**Task to complete:** Restate the data below word for word. Skip any images it contains.

[Interface dataset entries]
=======

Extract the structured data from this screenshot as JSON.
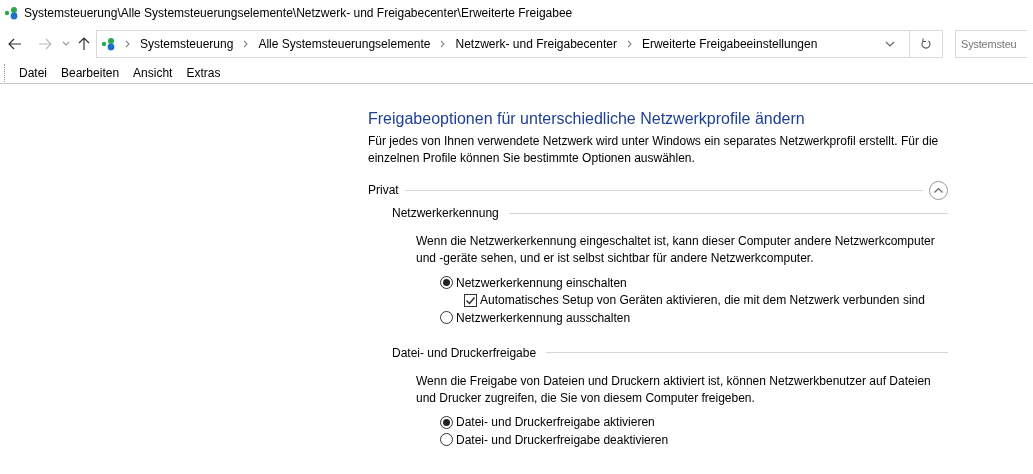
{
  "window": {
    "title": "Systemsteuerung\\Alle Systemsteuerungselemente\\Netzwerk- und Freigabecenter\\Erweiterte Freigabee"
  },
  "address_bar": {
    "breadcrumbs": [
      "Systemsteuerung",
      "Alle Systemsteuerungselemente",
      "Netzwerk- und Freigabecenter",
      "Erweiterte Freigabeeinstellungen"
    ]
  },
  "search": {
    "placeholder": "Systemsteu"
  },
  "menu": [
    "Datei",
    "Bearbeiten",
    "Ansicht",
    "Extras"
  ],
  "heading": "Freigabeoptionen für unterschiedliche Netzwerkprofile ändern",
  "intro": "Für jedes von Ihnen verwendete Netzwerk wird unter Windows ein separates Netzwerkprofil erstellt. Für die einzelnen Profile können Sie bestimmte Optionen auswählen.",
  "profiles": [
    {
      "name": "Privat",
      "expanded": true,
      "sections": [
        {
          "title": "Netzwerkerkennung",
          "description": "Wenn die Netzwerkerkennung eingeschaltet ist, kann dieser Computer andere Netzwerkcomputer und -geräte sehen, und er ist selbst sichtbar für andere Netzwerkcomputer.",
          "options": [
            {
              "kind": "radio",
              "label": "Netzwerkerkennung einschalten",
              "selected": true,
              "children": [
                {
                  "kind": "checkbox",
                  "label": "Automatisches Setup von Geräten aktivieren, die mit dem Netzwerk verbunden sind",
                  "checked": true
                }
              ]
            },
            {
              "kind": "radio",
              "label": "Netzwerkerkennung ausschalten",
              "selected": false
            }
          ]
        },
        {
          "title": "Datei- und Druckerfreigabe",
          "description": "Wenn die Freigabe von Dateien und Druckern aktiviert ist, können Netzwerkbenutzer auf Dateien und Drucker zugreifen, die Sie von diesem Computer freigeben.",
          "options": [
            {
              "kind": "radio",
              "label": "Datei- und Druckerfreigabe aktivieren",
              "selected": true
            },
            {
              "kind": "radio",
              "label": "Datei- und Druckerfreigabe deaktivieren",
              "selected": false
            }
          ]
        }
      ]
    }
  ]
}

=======

**Exercise solution:**
Extract the structured data from this screenshot as JSON.
{
  "window": {
    "title": "Systemsteuerung\\Alle Systemsteuerungselemente\\Netzwerk- und Freigabecenter\\Erweiterte Freigabee"
  },
  "address_bar": {
    "breadcrumbs": [
      "Systemsteuerung",
      "Alle Systemsteuerungselemente",
      "Netzwerk- und Freigabecenter",
      "Erweiterte Freigabeeinstellungen"
    ]
  },
  "search": {
    "placeholder": "Systemsteu"
  },
  "menu": [
    "Datei",
    "Bearbeiten",
    "Ansicht",
    "Extras"
  ],
  "heading": "Freigabeoptionen für unterschiedliche Netzwerkprofile ändern",
  "intro": "Für jedes von Ihnen verwendete Netzwerk wird unter Windows ein separates Netzwerkprofil erstellt. Für die einzelnen Profile können Sie bestimmte Optionen auswählen.",
  "profiles": [
    {
      "name": "Privat",
      "expanded": true,
      "sections": [
        {
          "title": "Netzwerkerkennung",
          "description": "Wenn die Netzwerkerkennung eingeschaltet ist, kann dieser Computer andere Netzwerkcomputer und -geräte sehen, und er ist selbst sichtbar für andere Netzwerkcomputer.",
          "options": [
            {
              "kind": "radio",
              "label": "Netzwerkerkennung einschalten",
              "selected": true,
              "children": [
                {
                  "kind": "checkbox",
                  "label": "Automatisches Setup von Geräten aktivieren, die mit dem Netzwerk verbunden sind",
                  "checked": true
                }
              ]
            },
            {
              "kind": "radio",
              "label": "Netzwerkerkennung ausschalten",
              "selected": false
            }
          ]
        },
        {
          "title": "Datei- und Druckerfreigabe",
          "description": "Wenn die Freigabe von Dateien und Druckern aktiviert ist, können Netzwerkbenutzer auf Dateien und Drucker zugreifen, die Sie von diesem Computer freigeben.",
          "options": [
            {
              "kind": "radio",
              "label": "Datei- und Druckerfreigabe aktivieren",
              "selected": true
            },
            {
              "kind": "radio",
              "label": "Datei- und Druckerfreigabe deaktivieren",
              "selected": false
            }
          ]
        }
      ]
    }
  ]
}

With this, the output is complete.